Web page and app entries:

::::

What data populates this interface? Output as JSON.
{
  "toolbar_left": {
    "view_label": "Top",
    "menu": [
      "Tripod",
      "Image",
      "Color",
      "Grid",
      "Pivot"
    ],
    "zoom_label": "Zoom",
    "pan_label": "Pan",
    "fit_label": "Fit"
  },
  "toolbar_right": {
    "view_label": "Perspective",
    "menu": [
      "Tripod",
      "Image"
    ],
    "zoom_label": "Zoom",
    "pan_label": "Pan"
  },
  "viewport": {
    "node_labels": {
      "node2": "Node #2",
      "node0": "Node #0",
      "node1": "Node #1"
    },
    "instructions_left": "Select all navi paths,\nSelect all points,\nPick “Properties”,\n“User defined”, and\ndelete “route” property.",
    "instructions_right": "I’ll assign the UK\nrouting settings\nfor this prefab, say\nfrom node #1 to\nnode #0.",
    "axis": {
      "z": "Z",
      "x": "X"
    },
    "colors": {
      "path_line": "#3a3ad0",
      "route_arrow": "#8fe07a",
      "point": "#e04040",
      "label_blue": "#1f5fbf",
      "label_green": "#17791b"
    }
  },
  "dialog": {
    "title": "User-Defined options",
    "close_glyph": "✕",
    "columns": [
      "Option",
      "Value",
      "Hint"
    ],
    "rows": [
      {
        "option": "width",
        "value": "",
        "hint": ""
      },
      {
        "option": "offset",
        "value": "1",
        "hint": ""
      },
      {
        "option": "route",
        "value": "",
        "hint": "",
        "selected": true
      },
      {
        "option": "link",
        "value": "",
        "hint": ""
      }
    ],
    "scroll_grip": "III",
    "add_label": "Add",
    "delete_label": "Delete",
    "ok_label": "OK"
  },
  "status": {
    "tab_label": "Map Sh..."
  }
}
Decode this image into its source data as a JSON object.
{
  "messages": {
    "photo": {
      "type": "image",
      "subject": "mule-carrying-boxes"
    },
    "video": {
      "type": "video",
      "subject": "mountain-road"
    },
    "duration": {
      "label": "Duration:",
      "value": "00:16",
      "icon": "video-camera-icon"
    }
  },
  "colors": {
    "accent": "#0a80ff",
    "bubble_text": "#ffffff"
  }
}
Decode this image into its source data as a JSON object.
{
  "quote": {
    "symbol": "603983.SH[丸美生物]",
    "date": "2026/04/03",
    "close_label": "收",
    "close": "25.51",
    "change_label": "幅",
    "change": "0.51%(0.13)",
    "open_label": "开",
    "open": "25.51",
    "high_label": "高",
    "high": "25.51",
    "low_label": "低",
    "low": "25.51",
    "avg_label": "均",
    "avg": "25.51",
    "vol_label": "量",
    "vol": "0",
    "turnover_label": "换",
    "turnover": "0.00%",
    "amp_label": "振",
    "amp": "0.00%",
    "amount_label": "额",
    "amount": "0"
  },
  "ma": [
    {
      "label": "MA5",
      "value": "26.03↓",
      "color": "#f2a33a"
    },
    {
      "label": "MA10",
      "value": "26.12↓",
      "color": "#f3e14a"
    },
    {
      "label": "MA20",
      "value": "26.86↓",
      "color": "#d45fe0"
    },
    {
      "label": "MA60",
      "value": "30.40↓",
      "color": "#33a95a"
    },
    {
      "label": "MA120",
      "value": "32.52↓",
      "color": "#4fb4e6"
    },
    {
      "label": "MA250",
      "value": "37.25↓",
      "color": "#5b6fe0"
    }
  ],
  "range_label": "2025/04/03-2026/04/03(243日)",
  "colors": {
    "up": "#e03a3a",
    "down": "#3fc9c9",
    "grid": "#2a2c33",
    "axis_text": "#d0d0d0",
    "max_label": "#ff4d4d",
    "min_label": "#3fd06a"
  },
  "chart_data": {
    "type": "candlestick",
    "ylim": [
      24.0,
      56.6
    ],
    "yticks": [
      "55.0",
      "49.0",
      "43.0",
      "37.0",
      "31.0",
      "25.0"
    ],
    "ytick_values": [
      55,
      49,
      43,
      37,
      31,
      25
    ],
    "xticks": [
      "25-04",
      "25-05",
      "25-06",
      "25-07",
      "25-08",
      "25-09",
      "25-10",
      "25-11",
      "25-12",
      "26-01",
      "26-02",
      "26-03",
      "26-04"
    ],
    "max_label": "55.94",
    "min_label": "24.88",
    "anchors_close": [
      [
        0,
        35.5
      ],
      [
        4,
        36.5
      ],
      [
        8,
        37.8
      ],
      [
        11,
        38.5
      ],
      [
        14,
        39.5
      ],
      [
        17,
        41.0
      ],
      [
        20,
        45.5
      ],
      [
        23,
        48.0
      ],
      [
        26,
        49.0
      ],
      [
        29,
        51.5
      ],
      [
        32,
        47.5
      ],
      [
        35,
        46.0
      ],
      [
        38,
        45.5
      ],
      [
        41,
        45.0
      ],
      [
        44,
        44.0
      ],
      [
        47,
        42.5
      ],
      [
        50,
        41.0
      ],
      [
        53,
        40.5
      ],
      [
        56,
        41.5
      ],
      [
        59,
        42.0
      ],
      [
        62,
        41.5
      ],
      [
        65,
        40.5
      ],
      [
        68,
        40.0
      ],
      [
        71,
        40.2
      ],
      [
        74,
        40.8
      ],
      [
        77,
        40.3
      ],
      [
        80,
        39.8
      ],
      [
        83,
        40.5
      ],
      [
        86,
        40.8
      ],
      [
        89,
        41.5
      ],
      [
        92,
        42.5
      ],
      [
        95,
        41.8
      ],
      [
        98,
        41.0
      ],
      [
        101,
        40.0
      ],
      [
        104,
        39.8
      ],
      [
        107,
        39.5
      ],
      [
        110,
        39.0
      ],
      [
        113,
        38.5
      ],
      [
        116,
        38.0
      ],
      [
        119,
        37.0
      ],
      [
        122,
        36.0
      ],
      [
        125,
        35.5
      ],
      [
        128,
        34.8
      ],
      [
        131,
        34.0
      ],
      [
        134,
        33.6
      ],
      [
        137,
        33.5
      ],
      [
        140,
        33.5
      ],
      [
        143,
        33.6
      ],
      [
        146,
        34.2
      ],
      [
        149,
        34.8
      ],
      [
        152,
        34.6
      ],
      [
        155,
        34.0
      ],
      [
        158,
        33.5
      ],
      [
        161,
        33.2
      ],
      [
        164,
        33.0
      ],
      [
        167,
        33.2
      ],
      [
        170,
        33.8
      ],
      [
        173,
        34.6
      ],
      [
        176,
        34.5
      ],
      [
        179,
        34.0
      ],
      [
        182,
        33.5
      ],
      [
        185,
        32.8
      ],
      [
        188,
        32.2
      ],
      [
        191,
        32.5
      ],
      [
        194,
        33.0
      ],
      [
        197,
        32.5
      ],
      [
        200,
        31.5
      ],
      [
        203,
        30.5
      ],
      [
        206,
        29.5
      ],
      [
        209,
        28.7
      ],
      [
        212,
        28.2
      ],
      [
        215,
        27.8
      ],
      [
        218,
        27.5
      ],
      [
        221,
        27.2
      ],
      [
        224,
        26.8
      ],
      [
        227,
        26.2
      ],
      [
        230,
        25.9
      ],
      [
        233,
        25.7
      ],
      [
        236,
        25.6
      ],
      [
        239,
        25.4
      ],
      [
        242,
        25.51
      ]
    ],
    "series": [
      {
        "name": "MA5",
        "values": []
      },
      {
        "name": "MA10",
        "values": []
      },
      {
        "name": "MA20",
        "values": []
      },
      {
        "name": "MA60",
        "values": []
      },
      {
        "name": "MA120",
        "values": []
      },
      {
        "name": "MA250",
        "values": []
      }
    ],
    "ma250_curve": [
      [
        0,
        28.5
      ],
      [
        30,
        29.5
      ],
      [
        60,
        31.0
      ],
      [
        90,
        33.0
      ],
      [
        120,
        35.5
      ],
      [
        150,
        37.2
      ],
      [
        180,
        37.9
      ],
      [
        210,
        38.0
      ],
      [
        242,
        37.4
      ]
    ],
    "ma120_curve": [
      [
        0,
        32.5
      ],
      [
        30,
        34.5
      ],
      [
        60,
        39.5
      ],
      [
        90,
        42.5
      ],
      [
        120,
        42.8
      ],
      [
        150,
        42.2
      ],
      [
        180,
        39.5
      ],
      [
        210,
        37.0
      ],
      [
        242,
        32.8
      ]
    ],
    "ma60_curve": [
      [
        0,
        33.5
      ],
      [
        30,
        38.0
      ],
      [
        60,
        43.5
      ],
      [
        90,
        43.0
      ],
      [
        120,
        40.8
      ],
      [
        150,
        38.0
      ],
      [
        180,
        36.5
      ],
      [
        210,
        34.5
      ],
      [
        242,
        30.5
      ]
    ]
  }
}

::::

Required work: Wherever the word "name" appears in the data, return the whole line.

Answer box:
        "name": "MA5",
        "name": "MA10",
        "name": "MA20",
        "name": "MA60",
        "name": "MA120",
        "name": "MA250",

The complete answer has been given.